Horizontal distance:

Vertical distance:

What number must you multiply the horizontal distance by to get the vertical distance?

Explain how the numbers you just found relate to the top and bottom rows of the table.

Do you think that choosing a different point on the line and repeating the measurements would result in a different ratio of the horizontal distance to the vertical distance?  Why or why not?

Activity 8:  Using Ratio to Approximate

•  standard-units (English) ruler
•  graph paper (4 squares to the inch preferred)
•  calculator
•  Reference Copy

Part A

Ö2 = _______
Draw squares with sides of 3 inches, 4 inches, 6 inches and 8 inches on graph paper.  Draw and measure (to the nearest quarter of an inch) the length of one diagonal (a diagonal connects two opposite corners) for each square.  In the space below, make a table showing the length of the side and the length of the diagonal for each square.

 Length of the side (inches) 3 4 6 8 Length of the diagonal (inches) Divide the diagonal by side

Now, complete the table by dividing the length of each diagonal by the length of the side.  Do you think the ratio will be the same for any square?  Write your answer below.

Part B

Before people had sophisticated measure instruments, distances had to be approximated.  Distances across a river or a canyon could be particularly troublesome.  Even so, precise measurements were often desired.  How would you judge the amount of rope needed to construct a bridge made of rope and wood that needed to be built over a rushing river if you didn't have any sophisticated tools?  You will soon find out.

Refer to the Reference Sheet. Let's say that the picture represents the place where a bridge is to be built.  You have noticed two prominent landmarks—a tree and a rock—and have marked two spots directly across the river from them.  Next you measured the distance between the two marked spots and found that they were 300 feet apart.

To make the picture as realistic as possible, you first drew the river with the tree and the Marked Spot A.  You located the rock in your picture at 28 degrees, the same angle that the rock is located from Marked Spot A.  Finally, you completed with picture as shown.

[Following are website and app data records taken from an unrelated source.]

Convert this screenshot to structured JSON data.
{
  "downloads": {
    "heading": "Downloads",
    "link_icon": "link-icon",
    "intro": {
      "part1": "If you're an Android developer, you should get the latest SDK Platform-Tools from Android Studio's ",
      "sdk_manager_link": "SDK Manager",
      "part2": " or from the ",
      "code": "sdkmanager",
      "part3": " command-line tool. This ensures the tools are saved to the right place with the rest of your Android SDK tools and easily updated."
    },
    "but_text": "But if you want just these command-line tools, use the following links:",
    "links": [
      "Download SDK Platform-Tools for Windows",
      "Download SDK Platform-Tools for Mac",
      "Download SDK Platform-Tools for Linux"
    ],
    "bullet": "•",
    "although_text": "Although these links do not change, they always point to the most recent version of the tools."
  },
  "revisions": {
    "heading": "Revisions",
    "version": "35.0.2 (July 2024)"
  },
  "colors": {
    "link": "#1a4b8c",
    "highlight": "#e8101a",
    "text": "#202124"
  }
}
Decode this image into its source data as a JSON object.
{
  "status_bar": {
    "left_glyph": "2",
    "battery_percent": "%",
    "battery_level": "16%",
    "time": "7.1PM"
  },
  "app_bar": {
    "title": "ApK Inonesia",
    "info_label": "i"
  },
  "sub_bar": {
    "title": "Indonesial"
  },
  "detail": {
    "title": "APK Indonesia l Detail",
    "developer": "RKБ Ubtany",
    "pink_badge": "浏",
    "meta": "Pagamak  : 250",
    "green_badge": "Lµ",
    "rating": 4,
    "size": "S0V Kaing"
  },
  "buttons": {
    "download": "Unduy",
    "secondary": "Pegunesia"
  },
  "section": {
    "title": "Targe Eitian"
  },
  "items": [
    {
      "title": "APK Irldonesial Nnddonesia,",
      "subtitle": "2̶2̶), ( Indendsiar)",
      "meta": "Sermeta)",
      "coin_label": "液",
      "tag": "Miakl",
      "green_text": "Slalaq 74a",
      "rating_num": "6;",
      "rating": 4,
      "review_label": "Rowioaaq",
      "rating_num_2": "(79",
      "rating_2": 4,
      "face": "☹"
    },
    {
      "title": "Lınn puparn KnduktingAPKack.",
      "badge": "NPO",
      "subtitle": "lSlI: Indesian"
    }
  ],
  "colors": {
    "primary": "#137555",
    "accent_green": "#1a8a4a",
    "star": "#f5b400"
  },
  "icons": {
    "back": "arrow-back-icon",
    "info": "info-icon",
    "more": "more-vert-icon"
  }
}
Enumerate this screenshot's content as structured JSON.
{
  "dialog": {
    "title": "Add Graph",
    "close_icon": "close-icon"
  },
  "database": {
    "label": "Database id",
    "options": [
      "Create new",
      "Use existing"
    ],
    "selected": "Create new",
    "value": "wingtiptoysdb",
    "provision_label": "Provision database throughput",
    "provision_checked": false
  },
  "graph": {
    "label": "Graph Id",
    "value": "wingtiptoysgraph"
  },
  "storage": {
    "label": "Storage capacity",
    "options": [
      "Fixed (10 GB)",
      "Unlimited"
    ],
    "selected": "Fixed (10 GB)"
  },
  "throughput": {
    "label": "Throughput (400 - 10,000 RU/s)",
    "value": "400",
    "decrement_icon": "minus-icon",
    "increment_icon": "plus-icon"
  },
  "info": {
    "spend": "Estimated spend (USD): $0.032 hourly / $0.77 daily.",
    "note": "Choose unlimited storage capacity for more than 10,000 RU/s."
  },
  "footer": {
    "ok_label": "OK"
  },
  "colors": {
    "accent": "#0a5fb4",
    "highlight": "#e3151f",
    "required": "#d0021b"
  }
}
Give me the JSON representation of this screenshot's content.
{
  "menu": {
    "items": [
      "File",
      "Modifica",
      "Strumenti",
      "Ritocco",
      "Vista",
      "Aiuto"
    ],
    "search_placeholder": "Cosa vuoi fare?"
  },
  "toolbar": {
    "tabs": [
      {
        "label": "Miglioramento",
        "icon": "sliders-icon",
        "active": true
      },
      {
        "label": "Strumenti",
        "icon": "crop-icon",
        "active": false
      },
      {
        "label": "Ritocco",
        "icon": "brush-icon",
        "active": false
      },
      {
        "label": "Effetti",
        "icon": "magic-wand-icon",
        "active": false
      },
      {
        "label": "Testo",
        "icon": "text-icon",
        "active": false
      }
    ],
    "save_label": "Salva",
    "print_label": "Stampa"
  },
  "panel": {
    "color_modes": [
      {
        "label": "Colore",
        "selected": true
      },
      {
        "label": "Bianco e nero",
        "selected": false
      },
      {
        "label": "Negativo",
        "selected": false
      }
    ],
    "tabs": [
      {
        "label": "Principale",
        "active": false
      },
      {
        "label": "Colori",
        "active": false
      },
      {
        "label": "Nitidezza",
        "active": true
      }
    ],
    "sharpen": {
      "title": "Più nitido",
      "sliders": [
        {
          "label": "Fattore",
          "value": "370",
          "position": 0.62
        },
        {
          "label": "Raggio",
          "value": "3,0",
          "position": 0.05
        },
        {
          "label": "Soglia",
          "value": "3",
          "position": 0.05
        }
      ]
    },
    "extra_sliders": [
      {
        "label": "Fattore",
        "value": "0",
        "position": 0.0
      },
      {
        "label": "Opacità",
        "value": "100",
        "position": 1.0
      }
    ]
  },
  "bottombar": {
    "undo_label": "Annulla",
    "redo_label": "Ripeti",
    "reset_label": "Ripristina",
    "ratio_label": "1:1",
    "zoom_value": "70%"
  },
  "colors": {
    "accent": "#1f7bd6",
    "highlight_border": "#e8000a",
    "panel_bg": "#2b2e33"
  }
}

The two marked spots and the rock form a triangle.  Draw the triangle on the picture.  The triangle on the page is similar to a triangle formed by the actual tree and the two marked spots.  Your two triangles are similar, which means that the ratio of corresponding sides will be the same number.  You decide to measure the distances on the picture and use that ratio to find the same ratio that works with a side of 300 feet.

Use your ruler to measure to the nearest 1/8 inch (rounding up for mid-distances):  the distance from A to B (scaled-distance #1),  and from B to the closest edge of the rock (scaled-distance #2).  Next, divide scaled-distance #1 by scaled-distance #2 to get the ratio of length 1 to length 2.  Decide how you can use this information to find the approximate real-life distance across the river.

1. distance from A to B is  inches (scaled-distance #1)

2. distance from B to the rock is  inches (scaled-distance #2)

3. ratio of scaled-distance #2 to scaled-distance #1

4. actual distance across the river is feet

Summary Questions

1. If your speedometer needle is pointing to 55, what ratio is indicated?  What kind of ratio is it (same units or different units)?  How would you state this ratio formally?  How would you write it?

2. Most car speedometers have both English (miles per hour) and metric (kilometers per hour) units.  How could you make a table to show the ratio of miles per hour to kilometers per hour?